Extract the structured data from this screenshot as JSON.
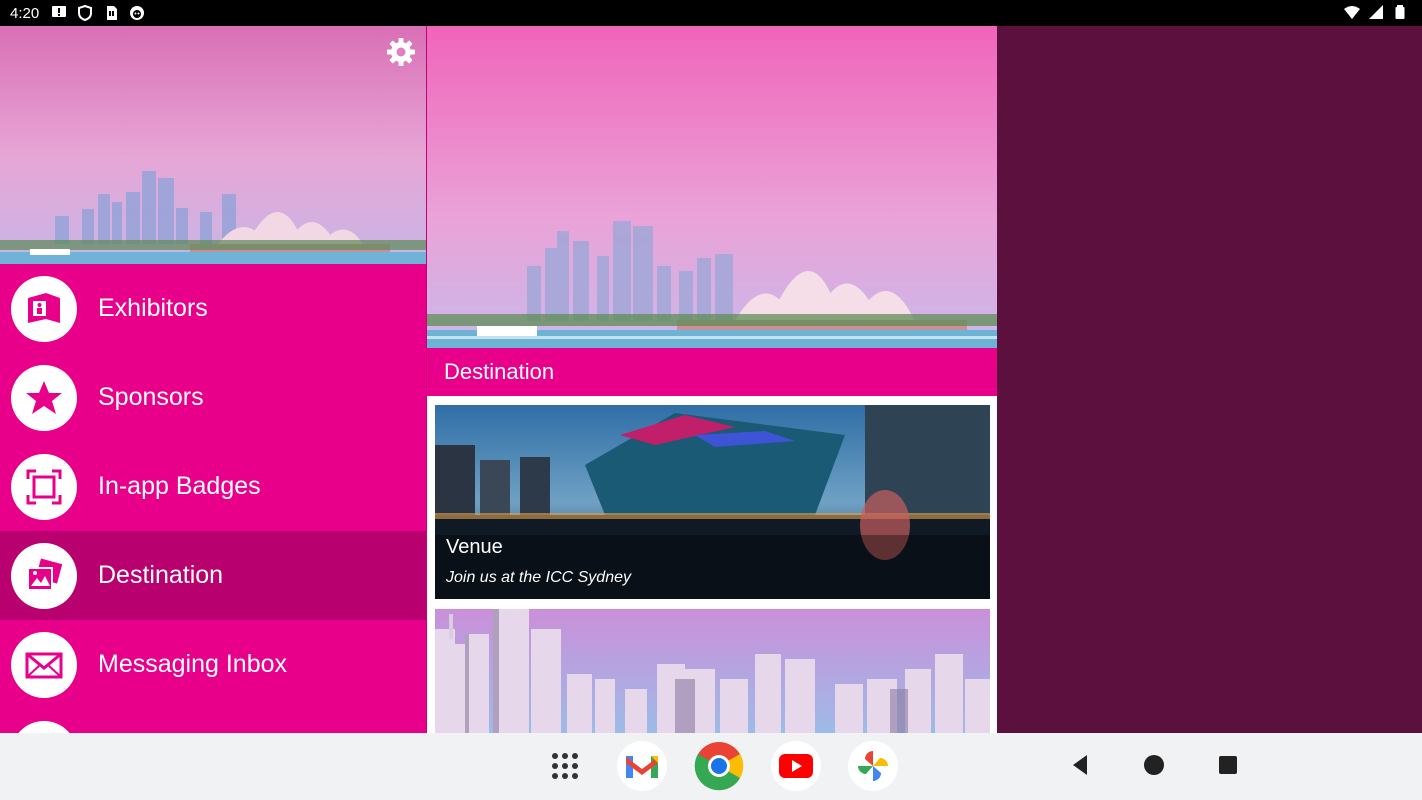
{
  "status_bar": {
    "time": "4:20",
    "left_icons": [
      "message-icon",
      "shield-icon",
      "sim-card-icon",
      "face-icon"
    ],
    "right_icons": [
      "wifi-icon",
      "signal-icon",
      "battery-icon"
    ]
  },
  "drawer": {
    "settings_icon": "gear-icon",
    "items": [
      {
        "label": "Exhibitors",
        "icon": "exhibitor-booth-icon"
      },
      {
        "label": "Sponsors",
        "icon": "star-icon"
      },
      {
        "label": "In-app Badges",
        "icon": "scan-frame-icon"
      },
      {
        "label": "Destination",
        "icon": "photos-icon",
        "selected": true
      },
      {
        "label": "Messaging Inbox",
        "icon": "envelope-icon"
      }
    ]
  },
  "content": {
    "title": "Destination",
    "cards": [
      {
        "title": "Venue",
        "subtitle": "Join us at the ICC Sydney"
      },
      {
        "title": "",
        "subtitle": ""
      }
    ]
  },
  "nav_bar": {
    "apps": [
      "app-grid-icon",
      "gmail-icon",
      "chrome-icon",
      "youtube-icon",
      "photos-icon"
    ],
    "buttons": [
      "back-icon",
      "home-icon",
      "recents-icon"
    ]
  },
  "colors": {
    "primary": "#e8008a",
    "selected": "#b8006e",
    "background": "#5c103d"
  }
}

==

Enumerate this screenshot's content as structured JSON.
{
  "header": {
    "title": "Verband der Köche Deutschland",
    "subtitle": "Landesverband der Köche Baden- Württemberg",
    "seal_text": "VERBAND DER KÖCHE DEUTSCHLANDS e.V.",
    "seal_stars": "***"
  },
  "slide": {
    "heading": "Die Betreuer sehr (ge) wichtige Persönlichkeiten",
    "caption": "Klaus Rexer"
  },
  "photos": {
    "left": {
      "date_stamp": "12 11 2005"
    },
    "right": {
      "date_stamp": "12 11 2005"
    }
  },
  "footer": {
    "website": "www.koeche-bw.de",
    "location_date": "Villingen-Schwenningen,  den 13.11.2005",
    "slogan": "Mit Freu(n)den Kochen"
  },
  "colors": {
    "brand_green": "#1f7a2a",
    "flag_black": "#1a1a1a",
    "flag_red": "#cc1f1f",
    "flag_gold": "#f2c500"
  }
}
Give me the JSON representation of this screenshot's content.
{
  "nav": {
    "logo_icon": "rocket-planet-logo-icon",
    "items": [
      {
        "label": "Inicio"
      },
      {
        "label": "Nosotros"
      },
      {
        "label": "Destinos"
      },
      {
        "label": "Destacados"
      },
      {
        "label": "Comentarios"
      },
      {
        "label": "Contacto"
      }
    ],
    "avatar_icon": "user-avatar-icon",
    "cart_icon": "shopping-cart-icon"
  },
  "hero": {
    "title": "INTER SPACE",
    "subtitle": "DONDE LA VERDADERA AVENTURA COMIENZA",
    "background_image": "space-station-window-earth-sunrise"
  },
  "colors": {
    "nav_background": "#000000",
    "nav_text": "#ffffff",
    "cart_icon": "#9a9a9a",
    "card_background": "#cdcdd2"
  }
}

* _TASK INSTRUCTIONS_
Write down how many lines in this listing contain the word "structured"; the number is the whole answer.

* _RESULT FOR THIS EXERCISE_
2